WORK INSTRUCTION »
If a line in the entries below contains "image", copy it.

Entries from a dataset of interfaces:
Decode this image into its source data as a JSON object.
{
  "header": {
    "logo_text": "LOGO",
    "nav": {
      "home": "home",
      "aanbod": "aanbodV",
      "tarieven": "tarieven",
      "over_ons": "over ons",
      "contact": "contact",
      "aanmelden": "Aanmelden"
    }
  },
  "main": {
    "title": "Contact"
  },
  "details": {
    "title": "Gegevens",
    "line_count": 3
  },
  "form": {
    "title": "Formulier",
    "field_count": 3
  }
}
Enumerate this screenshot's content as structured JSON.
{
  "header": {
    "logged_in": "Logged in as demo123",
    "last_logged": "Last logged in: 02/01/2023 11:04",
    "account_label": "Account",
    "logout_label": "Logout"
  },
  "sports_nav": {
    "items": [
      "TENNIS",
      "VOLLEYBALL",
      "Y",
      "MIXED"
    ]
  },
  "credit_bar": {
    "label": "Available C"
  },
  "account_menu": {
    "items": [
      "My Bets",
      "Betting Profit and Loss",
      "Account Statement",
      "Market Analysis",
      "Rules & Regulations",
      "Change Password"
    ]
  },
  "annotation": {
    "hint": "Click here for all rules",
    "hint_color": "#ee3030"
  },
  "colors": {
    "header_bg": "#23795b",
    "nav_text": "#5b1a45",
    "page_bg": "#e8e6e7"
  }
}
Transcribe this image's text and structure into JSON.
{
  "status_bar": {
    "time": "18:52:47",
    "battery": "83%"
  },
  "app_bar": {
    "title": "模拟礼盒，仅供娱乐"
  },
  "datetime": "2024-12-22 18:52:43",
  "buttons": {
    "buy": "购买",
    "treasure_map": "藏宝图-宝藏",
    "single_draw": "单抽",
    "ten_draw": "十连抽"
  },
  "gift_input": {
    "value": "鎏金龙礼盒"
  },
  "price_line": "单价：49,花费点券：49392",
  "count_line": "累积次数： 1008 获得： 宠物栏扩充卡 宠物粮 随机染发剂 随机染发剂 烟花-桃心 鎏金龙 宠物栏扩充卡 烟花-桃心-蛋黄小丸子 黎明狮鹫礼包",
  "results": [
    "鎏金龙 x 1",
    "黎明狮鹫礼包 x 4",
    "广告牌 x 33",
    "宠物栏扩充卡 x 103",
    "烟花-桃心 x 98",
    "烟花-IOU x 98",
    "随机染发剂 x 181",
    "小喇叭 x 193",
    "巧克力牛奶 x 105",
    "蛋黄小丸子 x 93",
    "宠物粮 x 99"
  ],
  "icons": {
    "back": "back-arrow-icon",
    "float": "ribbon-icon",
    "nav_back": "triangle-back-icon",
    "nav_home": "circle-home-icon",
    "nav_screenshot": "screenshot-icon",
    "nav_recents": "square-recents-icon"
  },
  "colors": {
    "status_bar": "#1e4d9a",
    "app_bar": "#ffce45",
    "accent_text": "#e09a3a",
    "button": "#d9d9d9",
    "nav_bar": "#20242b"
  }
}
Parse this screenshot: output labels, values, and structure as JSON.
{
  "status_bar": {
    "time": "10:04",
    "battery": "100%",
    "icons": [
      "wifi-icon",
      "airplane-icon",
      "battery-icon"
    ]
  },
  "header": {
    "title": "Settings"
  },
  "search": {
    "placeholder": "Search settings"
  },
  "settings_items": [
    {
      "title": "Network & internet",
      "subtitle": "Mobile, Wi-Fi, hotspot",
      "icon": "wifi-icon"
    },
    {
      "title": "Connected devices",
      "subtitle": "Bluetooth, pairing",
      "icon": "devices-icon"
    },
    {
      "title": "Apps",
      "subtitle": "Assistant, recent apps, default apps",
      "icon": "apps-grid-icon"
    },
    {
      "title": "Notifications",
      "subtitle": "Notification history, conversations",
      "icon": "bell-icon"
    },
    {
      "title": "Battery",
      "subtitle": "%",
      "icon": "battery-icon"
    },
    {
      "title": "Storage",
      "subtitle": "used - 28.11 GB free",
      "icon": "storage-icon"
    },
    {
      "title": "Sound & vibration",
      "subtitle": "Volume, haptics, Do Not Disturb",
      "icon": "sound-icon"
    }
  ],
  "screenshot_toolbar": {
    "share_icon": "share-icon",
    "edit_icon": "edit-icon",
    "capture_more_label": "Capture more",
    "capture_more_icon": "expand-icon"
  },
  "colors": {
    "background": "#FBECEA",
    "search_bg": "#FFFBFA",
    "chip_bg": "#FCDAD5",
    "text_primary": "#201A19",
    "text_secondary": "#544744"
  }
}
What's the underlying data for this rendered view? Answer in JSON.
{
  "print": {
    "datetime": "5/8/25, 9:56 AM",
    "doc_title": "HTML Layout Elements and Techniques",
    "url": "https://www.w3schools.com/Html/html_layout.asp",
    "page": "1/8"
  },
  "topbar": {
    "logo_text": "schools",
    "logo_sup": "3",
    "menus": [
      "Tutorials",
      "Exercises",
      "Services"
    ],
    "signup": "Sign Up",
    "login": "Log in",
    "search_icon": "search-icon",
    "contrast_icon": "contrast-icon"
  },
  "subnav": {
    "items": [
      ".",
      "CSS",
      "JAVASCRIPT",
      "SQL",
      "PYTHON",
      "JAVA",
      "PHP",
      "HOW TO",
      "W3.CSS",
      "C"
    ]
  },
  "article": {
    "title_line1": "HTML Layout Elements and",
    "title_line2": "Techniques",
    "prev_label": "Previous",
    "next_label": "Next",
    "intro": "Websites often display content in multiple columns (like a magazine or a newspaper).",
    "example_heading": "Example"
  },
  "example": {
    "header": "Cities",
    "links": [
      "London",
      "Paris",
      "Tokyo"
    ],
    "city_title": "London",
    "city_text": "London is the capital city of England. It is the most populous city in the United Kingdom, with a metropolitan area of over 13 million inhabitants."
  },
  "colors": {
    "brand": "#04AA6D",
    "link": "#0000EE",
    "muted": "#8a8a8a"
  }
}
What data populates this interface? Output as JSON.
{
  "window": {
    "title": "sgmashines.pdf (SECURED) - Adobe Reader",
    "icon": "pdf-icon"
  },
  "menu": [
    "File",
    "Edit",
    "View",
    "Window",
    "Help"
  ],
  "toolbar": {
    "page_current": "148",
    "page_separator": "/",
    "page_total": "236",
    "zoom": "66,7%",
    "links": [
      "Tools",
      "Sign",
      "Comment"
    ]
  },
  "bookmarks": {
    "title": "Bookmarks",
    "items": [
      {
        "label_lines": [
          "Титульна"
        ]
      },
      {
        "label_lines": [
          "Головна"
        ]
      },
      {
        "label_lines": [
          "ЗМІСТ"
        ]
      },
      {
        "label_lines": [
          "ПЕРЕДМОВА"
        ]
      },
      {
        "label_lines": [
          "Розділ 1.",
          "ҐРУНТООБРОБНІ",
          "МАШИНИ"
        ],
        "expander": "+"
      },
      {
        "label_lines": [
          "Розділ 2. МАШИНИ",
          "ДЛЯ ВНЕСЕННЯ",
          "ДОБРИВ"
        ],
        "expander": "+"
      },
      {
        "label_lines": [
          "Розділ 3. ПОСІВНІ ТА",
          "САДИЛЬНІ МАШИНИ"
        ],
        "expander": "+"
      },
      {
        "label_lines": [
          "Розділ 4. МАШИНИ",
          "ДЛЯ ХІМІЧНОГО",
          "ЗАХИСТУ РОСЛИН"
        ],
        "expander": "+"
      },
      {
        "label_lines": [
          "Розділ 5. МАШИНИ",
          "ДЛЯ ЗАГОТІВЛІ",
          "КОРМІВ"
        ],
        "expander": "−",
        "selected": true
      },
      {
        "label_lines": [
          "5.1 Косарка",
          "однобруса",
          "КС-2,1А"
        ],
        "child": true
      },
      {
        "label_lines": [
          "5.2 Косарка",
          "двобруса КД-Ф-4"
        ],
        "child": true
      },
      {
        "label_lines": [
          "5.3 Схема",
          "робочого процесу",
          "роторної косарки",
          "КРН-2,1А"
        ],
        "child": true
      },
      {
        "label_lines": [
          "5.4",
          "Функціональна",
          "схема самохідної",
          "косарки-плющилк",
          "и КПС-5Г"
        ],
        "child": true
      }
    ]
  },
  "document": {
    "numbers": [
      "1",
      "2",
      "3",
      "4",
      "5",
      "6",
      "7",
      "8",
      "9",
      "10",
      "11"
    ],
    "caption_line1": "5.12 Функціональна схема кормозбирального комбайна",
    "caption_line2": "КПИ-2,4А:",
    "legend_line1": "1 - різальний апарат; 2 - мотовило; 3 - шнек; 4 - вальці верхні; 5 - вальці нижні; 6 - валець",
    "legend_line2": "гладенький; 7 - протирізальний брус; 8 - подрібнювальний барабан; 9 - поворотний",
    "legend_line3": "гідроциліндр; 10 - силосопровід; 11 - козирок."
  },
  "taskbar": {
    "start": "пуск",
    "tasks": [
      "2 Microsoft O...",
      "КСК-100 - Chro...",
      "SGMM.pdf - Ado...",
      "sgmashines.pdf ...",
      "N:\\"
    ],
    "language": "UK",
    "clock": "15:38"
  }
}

ANSWER SPACE »
Decode this image into its source data as a JSON object.
Transcribe this image's text and structure into JSON.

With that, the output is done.